RECORDS PROVIDED:

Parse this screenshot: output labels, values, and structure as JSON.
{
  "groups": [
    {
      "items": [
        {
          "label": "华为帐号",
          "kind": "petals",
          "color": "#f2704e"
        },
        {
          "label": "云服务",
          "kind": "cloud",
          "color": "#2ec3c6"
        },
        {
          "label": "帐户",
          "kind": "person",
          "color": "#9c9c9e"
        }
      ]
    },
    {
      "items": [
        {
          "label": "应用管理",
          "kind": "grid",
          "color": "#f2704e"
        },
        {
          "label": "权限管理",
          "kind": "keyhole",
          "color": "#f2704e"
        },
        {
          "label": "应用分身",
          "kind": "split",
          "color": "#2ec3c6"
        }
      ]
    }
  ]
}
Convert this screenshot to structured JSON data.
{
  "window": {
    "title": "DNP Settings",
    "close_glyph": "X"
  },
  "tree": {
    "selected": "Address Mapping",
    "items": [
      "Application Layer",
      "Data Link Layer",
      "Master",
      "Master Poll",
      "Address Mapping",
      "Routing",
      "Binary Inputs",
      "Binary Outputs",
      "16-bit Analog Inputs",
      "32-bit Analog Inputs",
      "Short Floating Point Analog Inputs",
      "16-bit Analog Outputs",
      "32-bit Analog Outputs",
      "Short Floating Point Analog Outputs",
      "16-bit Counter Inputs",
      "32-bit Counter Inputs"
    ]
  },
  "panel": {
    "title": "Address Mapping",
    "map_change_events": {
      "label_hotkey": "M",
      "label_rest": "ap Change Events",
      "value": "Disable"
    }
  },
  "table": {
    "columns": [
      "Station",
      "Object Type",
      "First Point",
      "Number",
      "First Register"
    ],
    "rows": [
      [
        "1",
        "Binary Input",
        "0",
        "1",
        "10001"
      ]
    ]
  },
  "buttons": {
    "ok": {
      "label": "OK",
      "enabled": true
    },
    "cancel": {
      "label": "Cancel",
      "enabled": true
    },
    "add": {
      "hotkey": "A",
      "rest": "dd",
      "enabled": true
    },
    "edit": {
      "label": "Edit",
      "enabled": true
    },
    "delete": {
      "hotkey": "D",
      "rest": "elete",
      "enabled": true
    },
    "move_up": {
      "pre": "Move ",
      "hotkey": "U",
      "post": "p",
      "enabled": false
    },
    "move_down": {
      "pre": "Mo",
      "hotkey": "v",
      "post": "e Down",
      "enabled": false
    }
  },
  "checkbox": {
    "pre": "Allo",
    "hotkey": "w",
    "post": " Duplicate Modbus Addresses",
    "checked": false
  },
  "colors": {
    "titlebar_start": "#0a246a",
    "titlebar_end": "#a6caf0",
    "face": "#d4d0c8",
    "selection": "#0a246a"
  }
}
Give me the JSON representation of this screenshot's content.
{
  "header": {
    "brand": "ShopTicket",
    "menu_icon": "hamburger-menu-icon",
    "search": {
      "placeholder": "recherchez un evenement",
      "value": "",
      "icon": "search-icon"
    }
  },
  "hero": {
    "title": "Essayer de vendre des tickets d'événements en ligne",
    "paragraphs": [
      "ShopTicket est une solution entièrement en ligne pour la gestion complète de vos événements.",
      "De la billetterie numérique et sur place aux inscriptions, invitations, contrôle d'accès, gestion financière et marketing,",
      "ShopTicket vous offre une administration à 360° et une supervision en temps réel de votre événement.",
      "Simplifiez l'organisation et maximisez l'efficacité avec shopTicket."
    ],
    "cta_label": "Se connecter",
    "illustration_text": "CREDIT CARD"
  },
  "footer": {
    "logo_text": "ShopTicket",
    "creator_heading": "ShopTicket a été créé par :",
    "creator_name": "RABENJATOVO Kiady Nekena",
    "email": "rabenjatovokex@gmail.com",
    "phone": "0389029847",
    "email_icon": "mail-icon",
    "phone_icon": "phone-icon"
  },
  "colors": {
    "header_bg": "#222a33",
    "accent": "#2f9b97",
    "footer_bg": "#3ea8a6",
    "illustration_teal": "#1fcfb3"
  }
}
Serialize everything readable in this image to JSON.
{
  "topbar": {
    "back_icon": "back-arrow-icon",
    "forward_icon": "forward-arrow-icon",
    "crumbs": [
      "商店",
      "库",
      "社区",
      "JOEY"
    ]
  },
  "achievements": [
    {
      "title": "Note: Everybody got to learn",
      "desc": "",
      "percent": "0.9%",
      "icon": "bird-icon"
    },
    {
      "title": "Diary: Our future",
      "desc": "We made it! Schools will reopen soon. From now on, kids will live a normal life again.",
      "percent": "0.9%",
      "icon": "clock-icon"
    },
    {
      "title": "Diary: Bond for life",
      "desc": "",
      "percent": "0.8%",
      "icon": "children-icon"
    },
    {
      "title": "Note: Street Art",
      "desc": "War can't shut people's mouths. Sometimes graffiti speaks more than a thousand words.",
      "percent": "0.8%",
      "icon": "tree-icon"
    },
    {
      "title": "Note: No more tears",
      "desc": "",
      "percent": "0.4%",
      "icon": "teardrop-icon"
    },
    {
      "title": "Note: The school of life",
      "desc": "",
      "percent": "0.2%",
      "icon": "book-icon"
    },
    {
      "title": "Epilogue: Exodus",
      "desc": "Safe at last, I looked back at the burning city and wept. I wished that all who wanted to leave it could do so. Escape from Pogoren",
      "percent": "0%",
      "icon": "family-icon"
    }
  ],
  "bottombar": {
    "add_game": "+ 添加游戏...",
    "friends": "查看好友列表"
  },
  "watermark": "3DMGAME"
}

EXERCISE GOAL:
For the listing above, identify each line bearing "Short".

EXERCISE RESPONSE:
      "Short Floating Point Analog Inputs",
      "Short Floating Point Analog Outputs",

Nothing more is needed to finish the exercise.